At some point in time, we started using mobile phones. These phones were portable and we were able to make calls and send text messages, at first. As technology progressed, we got more usability out of these phones, such as the ability to run video games and even browse the internet.

As mobile phones advanced, so did the software that was running on them. At some point, we were able to emulate other gear on mobile phones, such as 90s arcade machines, and play video games from ages ago.

Today’s mobile phones can do anything from video editing to making phone calls and sending messages, not to mention streaming music and content over the internet.

Mobile phones also must run on some operating system, right? Well, yes and mobile OSs are popular nowadays. Here is more about how mobile OSs work and what makes them great.

The Early Mobile OSs

We had mobile operating systems as far back as the early 1990s, 1993 to be specific. Mobile phones that existed before the 1990s used embedded systems, which is not the same as a phone-specific OS. 

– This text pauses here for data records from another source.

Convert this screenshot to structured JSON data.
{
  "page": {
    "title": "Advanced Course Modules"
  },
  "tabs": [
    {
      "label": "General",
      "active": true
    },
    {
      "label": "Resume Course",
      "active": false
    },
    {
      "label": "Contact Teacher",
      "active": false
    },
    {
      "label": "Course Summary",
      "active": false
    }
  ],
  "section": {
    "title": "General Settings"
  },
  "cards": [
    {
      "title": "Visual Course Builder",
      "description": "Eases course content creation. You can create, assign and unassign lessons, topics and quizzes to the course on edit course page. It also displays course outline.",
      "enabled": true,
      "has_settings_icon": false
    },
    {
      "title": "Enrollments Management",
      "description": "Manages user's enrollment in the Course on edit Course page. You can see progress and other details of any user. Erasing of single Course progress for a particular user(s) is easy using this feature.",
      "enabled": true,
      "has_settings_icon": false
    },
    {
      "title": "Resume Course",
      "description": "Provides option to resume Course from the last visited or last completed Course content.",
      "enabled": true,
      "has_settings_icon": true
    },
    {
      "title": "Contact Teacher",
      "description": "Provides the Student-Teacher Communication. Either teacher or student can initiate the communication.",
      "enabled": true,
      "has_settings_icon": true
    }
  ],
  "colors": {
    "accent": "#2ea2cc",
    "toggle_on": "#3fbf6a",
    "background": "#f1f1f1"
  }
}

One of the most interesting mobile OSs was released in 1998, and was called Symbian. Symbian was developed by a consortium of experts, to be used almost exclusively for ARM processors, which were found in mobile phones, even then. 

Symbian was used in phones from various manufacturers, namely Samsung, Sony Ericsson, Nokia, and Motorola. The system was mostly used by Nokia. BlackBerry was also one of the first entries to the market that changed the way we viewed mobile phones, in 2002. The major changes didn’t happen until 2007 and 2008.

iOS and Android

The two major shareholders of the mobile phone OS market were released in 2007 and 2008, respectively. Apple released the iPhone in 2007, with their iOS, the first version of the mobile OS that is still to this day used.

2007 was also the year that the Open Handset Alliance was formed, a consortium of companies, basically most of the companies that to this day use Android.

OHA released Android in 2008, a system based on a modified Linux-kernel, open source and ready to compete. 

Whereas iOS was built to work squarely with Apple-chosen hardware, Android could be adapted to work with anything, which can be seen by today’s choice of phones, with various chipsets, cameras and any other third-party implementation. 

These systems changed the way we use computers.

How Do They Work?

Like most operating systems, these systems allow multitasking on the principle of time-sharing. We can do anything from painting while taking a call, while having a browser open and having a clock work in the background, as well as a download process. 

Today’s mobile OSs are in almost every way similar to desktop OSs, except that most of them are built to work with ARM, instead of the x86 architecture. 

Most mobile OSs can be adapted to use various types of hardware. Some new ARM processors are even powerful enough to handle x86 applications through emulation. The only problem is the form-factor, phones not being made for practical work. 

Mobile operating systems of today match most operating systems for desktops in terms of quality and what they can do. They enable mobile usage on a very high level.